A word-for-word repetition of all the entries is needed.

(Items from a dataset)
★ ★ ★ ★
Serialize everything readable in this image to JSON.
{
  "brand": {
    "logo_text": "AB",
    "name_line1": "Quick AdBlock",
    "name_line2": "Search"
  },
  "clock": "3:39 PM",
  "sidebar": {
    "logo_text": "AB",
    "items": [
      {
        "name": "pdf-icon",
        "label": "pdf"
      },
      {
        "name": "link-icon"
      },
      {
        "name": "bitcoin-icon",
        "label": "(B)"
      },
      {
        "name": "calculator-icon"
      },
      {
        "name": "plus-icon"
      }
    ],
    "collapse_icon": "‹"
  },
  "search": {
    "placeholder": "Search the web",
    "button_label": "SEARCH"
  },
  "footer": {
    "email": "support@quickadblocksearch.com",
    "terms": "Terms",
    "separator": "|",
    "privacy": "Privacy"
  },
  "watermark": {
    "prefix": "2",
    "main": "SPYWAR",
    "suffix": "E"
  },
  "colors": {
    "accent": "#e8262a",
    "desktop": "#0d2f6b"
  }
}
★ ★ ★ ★
RESULT FOR THIS TASK:
Serialize everything readable in this image to JSON.
{
  "brand": {
    "logo_text": "AB",
    "name_line1": "Quick AdBlock",
    "name_line2": "Search"
  },
  "clock": "3:39 PM",
  "sidebar": {
    "logo_text": "AB",
    "items": [
      {
        "name": "pdf-icon",
        "label": "pdf"
      },
      {
        "name": "link-icon"
      },
      {
        "name": "bitcoin-icon",
        "label": "(B)"
      },
      {
        "name": "calculator-icon"
      },
      {
        "name": "plus-icon"
      }
    ],
    "collapse_icon": "‹"
  },
  "search": {
    "placeholder": "Search the web",
    "button_label": "SEARCH"
  },
  "footer": {
    "email": "support@quickadblocksearch.com",
    "terms": "Terms",
    "separator": "|",
    "privacy": "Privacy"
  },
  "watermark": {
    "prefix": "2",
    "main": "SPYWAR",
    "suffix": "E"
  },
  "colors": {
    "accent": "#e8262a",
    "desktop": "#0d2f6b"
  }
}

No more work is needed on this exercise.